* _Material provided_
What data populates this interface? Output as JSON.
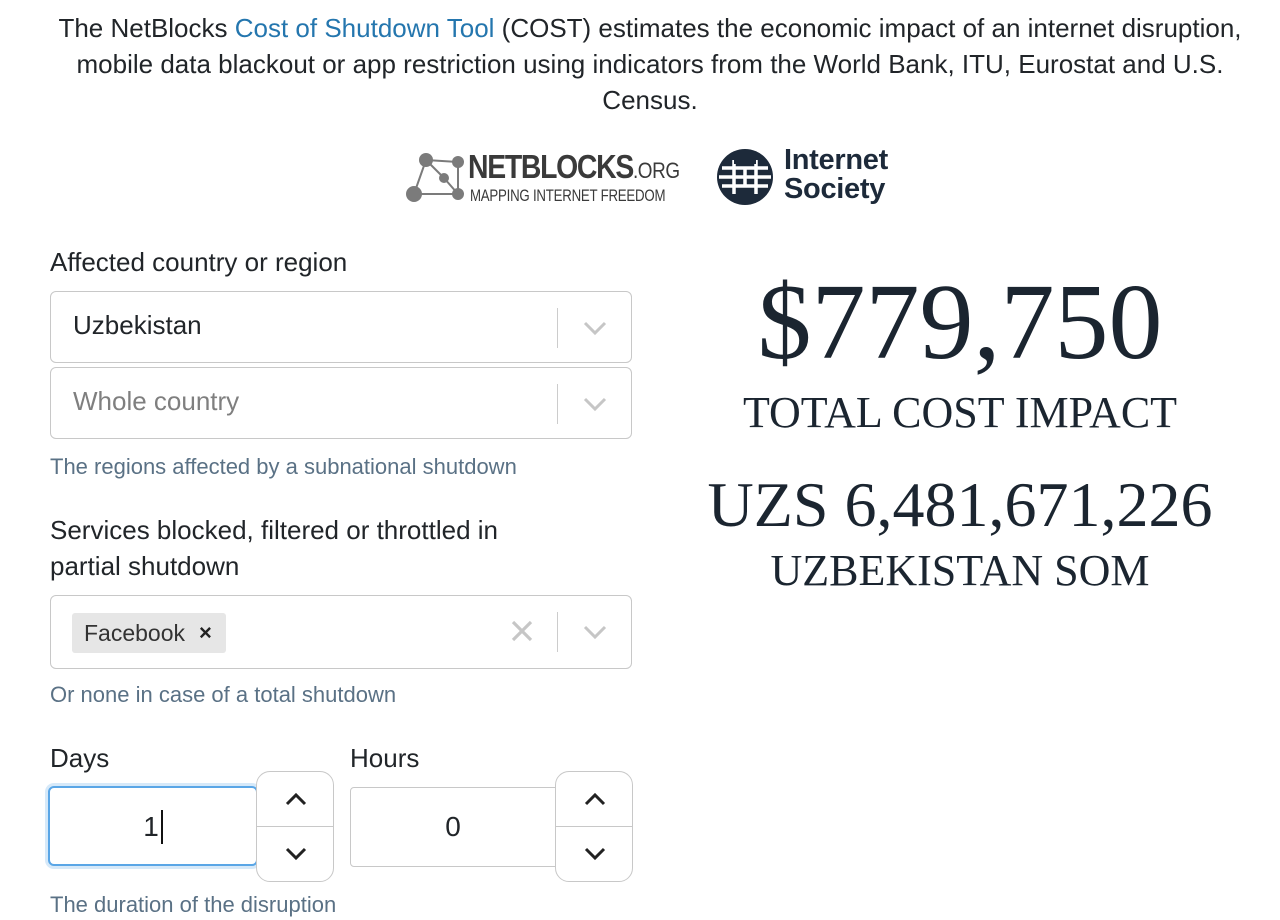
{
  "intro": {
    "before": "The NetBlocks ",
    "link": "Cost of Shutdown Tool",
    "after": " (COST) estimates the economic impact of an internet disruption, mobile data blackout or app restriction using indicators from the World Bank, ITU, Eurostat and U.S. Census."
  },
  "logos": {
    "netblocks_name": "NETBLOCKS",
    "netblocks_suffix": ".ORG",
    "netblocks_tagline": "MAPPING INTERNET FREEDOM",
    "isoc_line1": "Internet",
    "isoc_line2": "Society"
  },
  "form": {
    "country_label": "Affected country or region",
    "country_value": "Uzbekistan",
    "region_placeholder": "Whole country",
    "region_help": "The regions affected by a subnational shutdown",
    "services_label_line1": "Services blocked, filtered or throttled in",
    "services_label_line2": "partial shutdown",
    "services_tags": [
      "Facebook"
    ],
    "tag_remove": "×",
    "services_help": "Or none in case of a total shutdown",
    "days_label": "Days",
    "days_value": "1",
    "hours_label": "Hours",
    "hours_value": "0",
    "duration_help": "The duration of the disruption"
  },
  "result": {
    "total": "$779,750",
    "total_label": "TOTAL COST IMPACT",
    "local": "UZS 6,481,671,226",
    "local_label": "UZBEKISTAN SOM"
  },
  "colors": {
    "link": "#2476ae",
    "help_text": "#5a7185",
    "focus_border": "#5aa6e6",
    "result_text": "#1b2530"
  },
  "icons": {
    "dropdown": "chevron-down-icon",
    "clear": "clear-x-icon",
    "spin_up": "chevron-up-icon",
    "spin_down": "chevron-down-icon"
  }
}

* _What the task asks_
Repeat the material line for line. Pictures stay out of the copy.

* _Response area_
What data populates this interface? Output as JSON.
{
  "intro": {
    "before": "The NetBlocks ",
    "link": "Cost of Shutdown Tool",
    "after": " (COST) estimates the economic impact of an internet disruption, mobile data blackout or app restriction using indicators from the World Bank, ITU, Eurostat and U.S. Census."
  },
  "logos": {
    "netblocks_name": "NETBLOCKS",
    "netblocks_suffix": ".ORG",
    "netblocks_tagline": "MAPPING INTERNET FREEDOM",
    "isoc_line1": "Internet",
    "isoc_line2": "Society"
  },
  "form": {
    "country_label": "Affected country or region",
    "country_value": "Uzbekistan",
    "region_placeholder": "Whole country",
    "region_help": "The regions affected by a subnational shutdown",
    "services_label_line1": "Services blocked, filtered or throttled in",
    "services_label_line2": "partial shutdown",
    "services_tags": [
      "Facebook"
    ],
    "tag_remove": "×",
    "services_help": "Or none in case of a total shutdown",
    "days_label": "Days",
    "days_value": "1",
    "hours_label": "Hours",
    "hours_value": "0",
    "duration_help": "The duration of the disruption"
  },
  "result": {
    "total": "$779,750",
    "total_label": "TOTAL COST IMPACT",
    "local": "UZS 6,481,671,226",
    "local_label": "UZBEKISTAN SOM"
  },
  "colors": {
    "link": "#2476ae",
    "help_text": "#5a7185",
    "focus_border": "#5aa6e6",
    "result_text": "#1b2530"
  },
  "icons": {
    "dropdown": "chevron-down-icon",
    "clear": "clear-x-icon",
    "spin_up": "chevron-up-icon",
    "spin_down": "chevron-down-icon"
  }
}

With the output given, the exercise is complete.